His career began with a meeting under the cover of darkness in a Portsmouth car park.

In 1978, CB radio was illegal, but Britain was gripped by the craze. People used the frequencies as a space to talk about and share music.

Users adopted a secret slang, leaving police to decipher what it all meant. For example, broadcasters referred to London as Noddy Town and Cardiff as Smokey Dragon.

As one of the few users in the region, it became a community John was very much a part of.

He said: ‘I enjoyed tuning in in secret and talking to people on the road.’

Little did John know he had a fan in Mike Devereux.

Mike overheard John on the airwaves and suggested that the two meet to discuss a ‘big business idea.’

John, 76, said: ‘I was shocked. What we were doing was illegal so for all I knew I could’ve been talking to the police.’

A curious John decided to go to the meeting.

Once there, Mike explained his plans to launch a specialist radio shop, and he wanted John to join him.

‘That’s how it all started.’ said John ‘He owned a music business and I was a electrician. I remember being in The News in 1981 when CB radio was finally legalised. That was a great day! I’ve even written a book on CB radio. ’

John has worked for Nevada Radio for almost four decades, giving specialist radio advice to clients and enthusiasts.

He has seen the shop grow from a small unit in North End to a large shop in Farlington, all the while working alongside Mike.

John said: ‘It sounds odd to call him my boss because he’s a dear friend.

‘All of the members of The Horndean Radio Amateur Club signed a card for me. I’ve made lots of friends over the years and want to thank all of the crew at Nevada.’

To celebrate his retirement, John joined 16 of his colleagues for dinner in Port Solent.

He added: ‘It’s a strange feeling...My wife is excited that she doesn’t have to make the sandwiches any more!

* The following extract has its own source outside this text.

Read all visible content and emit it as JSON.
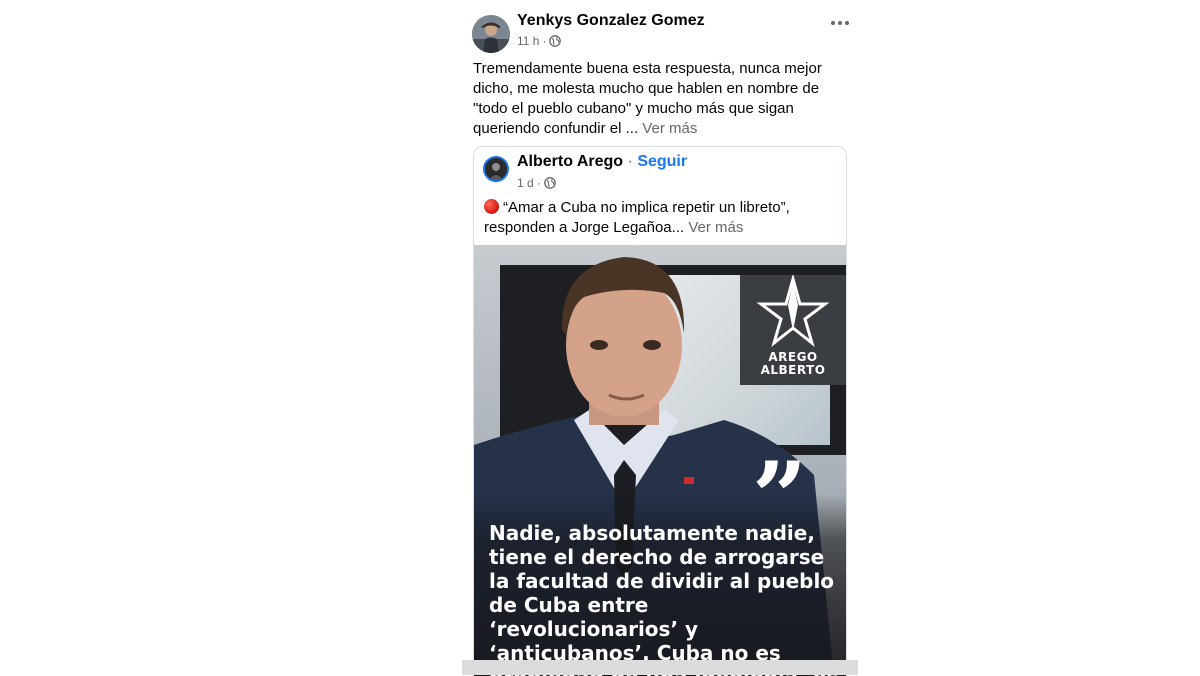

‘I will miss the job at first but I’m really excited for what we have planned. We’ve purchased a motor home and we’re planning to tour Scotland. Once we get it, we’re just going to drive.’